▶ Assigned task:
In the data below, find every line with the word "chevron" and copy it.

#### Record set

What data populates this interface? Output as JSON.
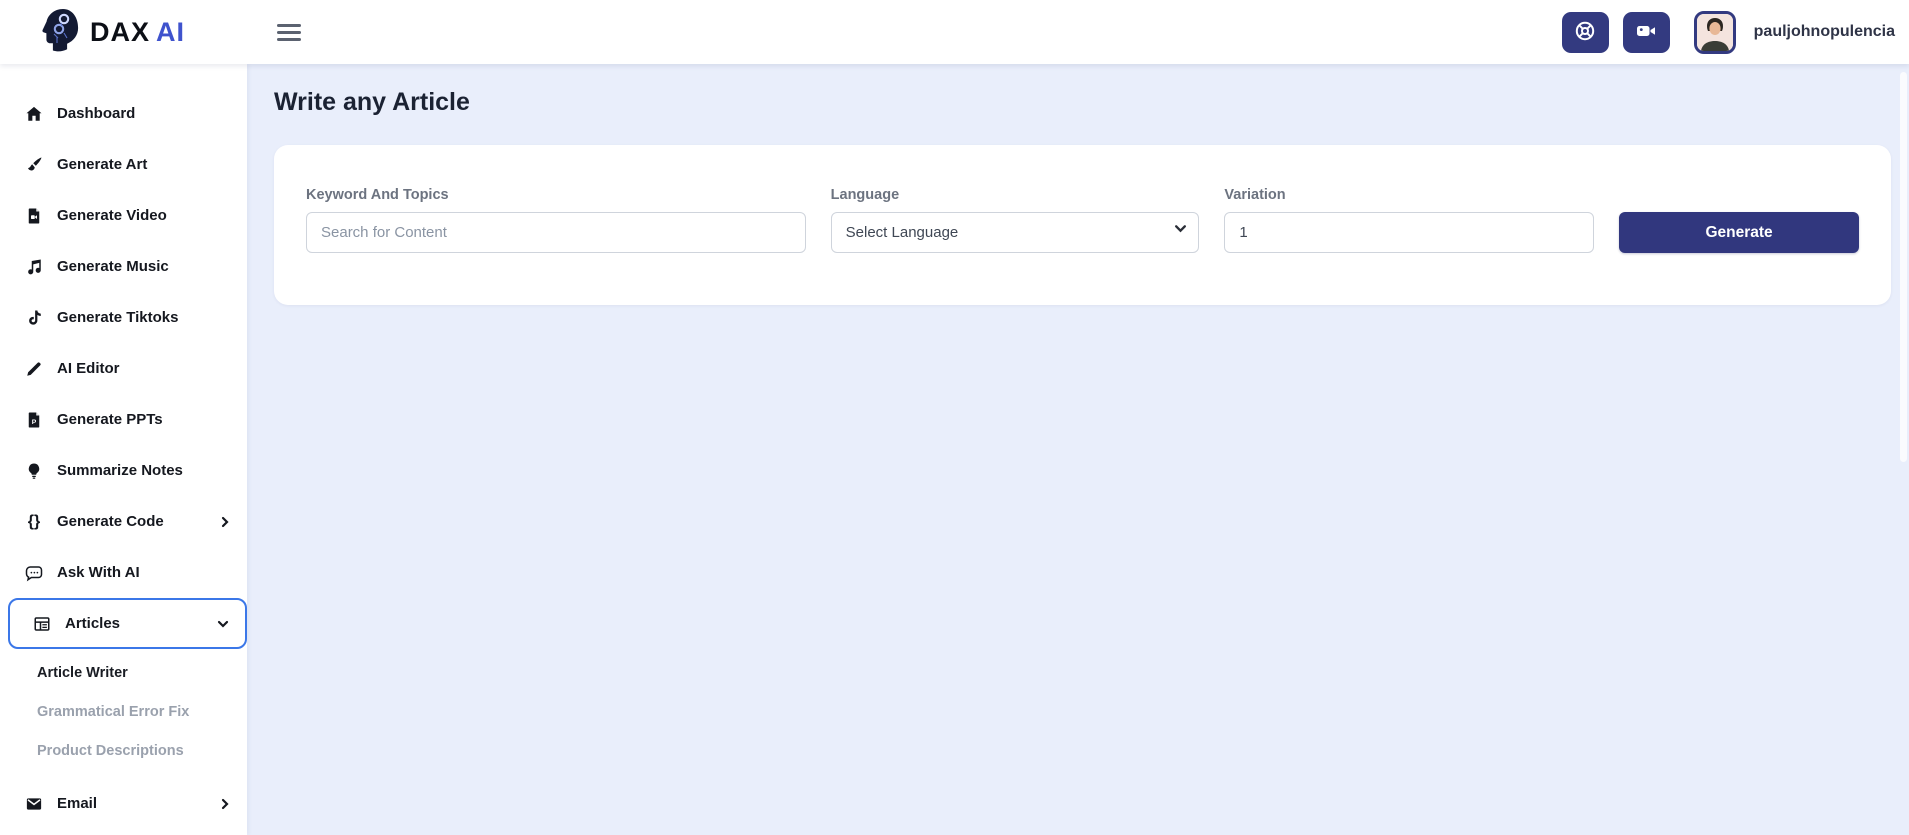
{
  "brand": {
    "text_primary": "DAX",
    "text_secondary": "AI",
    "logo_icon": "circuit-head"
  },
  "header": {
    "menu_icon": "hamburger-menu",
    "buttons": [
      {
        "icon": "life-ring"
      },
      {
        "icon": "video-camera"
      }
    ],
    "username": "pauljohnopulencia",
    "avatar_icon": "user-photo"
  },
  "sidebar": {
    "items": [
      {
        "label": "Dashboard",
        "icon": "home"
      },
      {
        "label": "Generate Art",
        "icon": "paintbrush"
      },
      {
        "label": "Generate Video",
        "icon": "file-video"
      },
      {
        "label": "Generate Music",
        "icon": "music-note"
      },
      {
        "label": "Generate Tiktoks",
        "icon": "tiktok"
      },
      {
        "label": "AI Editor",
        "icon": "pen"
      },
      {
        "label": "Generate PPTs",
        "icon": "file-ppt"
      },
      {
        "label": "Summarize Notes",
        "icon": "lightbulb"
      },
      {
        "label": "Generate Code",
        "icon": "code-braces",
        "chevron": "right"
      },
      {
        "label": "Ask With AI",
        "icon": "chat-bubble"
      },
      {
        "label": "Articles",
        "icon": "table-list",
        "chevron": "down",
        "active": true
      }
    ],
    "sub_items": [
      {
        "label": "Article Writer",
        "active": true
      },
      {
        "label": "Grammatical Error Fix",
        "active": false
      },
      {
        "label": "Product Descriptions",
        "active": false
      }
    ],
    "email_item": {
      "label": "Email",
      "icon": "envelope",
      "chevron": "right"
    }
  },
  "main": {
    "title": "Write any Article",
    "form": {
      "keyword": {
        "label": "Keyword And Topics",
        "placeholder": "Search for Content"
      },
      "language": {
        "label": "Language",
        "selected_option": "Select Language"
      },
      "variation": {
        "label": "Variation",
        "value": "1"
      },
      "submit_label": "Generate"
    }
  },
  "colors": {
    "accent_indigo": "#333a80",
    "active_border_blue": "#3b77e8",
    "main_background": "#e9eefb",
    "brand_blue": "#3f53cd"
  }
}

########

▶ Solution for this exercise:
        "chevron": "right"
        "chevron": "down",
      "chevron": "right"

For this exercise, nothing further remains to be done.